      • Transparent to users and very fast
      • Cons:
      • Very difficult to set up packet filter rules correctly.
      • Lack of authentication
    • Proxy Firewalls:
      • An Application Level gateway is called as Proxy Server. The user contacts the gateway using a TCP/IP application, and the gateway asks the user for the name of the remote host to be accessed.
      • When the user responds and provides a valid user-id and authentication information, the gateway contacts the application on the remote host and relays TCP segments containing the application data between the two end points.
    • Proxy Firewall Weakness
      • Pros:
      • Secure than packet filters. Rather than trying to deal with the numerous possible combinations that are to be allowed and forbidden at the TCP and IP level, the application-level gateway need only scrutinize a few allowable applications.
      • Cons:
      • The main disadvantage of this type of firewall is additional processing overhead on each connection. In effect, there are two spliced connections between the end users, with the gateway at the splice point, and the gateway must examine and forward all traffic in both directions.
    • Circuit Level Proxy
      • This can be a stand alone system or it can be specialized function performed by an application-level gateway for certain applications.
      • A circuit-level proxy does not permit an end-to-end TCP connection; rather the gateway sets up two TCP connection, one between itself and a TCP user or an outside host.
      • Once the two connections are established, the gateway typically relays TCP segments from one connection to the other without examinating the contents. The security function consists of determining which connections will be allowed
    • Application Proxy

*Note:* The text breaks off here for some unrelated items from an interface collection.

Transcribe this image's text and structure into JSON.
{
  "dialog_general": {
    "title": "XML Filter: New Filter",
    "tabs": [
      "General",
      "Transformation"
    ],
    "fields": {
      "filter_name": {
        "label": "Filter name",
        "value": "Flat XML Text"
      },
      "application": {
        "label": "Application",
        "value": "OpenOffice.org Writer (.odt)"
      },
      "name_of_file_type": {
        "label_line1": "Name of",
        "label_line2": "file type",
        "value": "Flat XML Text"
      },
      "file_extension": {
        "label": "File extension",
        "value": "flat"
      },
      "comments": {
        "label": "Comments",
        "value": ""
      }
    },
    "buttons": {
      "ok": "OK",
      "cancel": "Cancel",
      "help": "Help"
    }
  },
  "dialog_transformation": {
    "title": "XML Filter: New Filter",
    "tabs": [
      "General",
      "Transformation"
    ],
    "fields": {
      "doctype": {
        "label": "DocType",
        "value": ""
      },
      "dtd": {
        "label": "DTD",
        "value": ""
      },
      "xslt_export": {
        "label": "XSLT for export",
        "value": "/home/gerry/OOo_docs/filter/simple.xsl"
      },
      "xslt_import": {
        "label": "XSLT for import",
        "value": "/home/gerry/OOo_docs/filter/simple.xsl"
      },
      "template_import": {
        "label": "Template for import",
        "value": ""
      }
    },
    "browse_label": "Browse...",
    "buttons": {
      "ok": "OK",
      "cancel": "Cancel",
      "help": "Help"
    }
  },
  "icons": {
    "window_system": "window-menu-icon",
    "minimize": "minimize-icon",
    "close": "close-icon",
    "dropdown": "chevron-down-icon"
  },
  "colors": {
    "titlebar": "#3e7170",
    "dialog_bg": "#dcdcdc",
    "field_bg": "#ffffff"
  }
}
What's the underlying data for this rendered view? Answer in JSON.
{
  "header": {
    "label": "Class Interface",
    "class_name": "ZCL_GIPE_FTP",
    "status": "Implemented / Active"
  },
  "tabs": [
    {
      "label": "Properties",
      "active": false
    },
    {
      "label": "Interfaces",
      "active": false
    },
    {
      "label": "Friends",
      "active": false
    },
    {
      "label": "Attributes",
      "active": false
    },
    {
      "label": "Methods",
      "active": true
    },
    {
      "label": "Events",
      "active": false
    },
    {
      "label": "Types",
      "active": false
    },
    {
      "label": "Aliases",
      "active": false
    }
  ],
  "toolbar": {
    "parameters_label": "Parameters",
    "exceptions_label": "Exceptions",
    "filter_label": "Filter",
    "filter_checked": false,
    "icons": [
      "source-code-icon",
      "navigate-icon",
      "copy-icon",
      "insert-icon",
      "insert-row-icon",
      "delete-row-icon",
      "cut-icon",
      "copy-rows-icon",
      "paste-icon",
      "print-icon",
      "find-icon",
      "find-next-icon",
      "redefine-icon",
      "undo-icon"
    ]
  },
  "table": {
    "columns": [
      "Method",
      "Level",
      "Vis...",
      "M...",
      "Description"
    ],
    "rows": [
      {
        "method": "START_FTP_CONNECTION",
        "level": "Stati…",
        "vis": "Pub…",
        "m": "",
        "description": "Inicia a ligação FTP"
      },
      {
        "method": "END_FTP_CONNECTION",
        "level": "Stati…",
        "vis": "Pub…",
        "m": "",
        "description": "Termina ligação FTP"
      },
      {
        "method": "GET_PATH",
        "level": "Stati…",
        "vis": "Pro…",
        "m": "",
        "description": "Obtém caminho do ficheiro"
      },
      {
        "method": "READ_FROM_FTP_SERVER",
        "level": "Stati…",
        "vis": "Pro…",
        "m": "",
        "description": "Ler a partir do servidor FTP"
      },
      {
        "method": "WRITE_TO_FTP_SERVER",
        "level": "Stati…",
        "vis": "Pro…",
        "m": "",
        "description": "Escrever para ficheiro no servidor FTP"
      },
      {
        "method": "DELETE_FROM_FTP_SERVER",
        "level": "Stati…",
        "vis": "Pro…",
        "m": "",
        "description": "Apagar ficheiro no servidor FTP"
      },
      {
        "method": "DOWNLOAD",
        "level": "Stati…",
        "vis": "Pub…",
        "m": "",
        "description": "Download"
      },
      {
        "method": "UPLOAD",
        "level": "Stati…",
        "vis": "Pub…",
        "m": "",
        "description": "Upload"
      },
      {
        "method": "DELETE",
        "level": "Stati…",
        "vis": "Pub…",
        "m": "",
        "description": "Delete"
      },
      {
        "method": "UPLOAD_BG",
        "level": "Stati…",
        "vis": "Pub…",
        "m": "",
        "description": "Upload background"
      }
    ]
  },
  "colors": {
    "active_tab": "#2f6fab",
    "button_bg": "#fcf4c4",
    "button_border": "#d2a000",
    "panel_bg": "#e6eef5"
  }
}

      • Firewall transfers only acceptable information between the two connections.
      • The proxy can understand the protocol and filter the data within.
    • Application Proxy weakness
      • Some proxies or an “application proxy” firewall may not be application aware.
      • Proxies have to be written securely.
    • Store & Forward, or caching proxies
      • Client asks firewall for document; the firewall downloads the document, saves it to disk, and provides the document to the client. The firewall may cache the document.
      • Can do data filtering.
    • Store & Forward, or caching proxies weakness
      • Store & forward proxies tend to be big new programs. Making them your primary connection to the internet is dangerous.
      • These applications don’t protect the underlying OS at all.
      • Caching proxies can require more administrator time and hardware.
    • Network Address Translation (NAT):
      • NAT changes the IP address in a packet, so that the address of the client inside never shows up on the internet.
    • Types of NAT:
      • Many IP’s inside to many static IP’s outside.
      • Many IP’s inside to many random IP’s outside.
      • Many IP’s inside to one IP address outside.
      • Transparent diversion of connections.
    • Weakness of NAT:
      • Source routing & other router holes.
      • Can give out a lot of information about your network.
      • May need a lot of horsepower.
    • Intrusion Detection
      • Watches ethernet or router for trigger events, then tries to interrupt connections.
      • Can log suspicious sessions for playback.
      • Tend to be very good at recognizing attacks, fair at anticipating them.
    • Intrusion Detection Weakness
      • Can only stop TCP connections.
      • Sometimes stops things too late.
      • Can trigger alarms too easily.
      • Doesn’t work on switched networks.
    • Thank You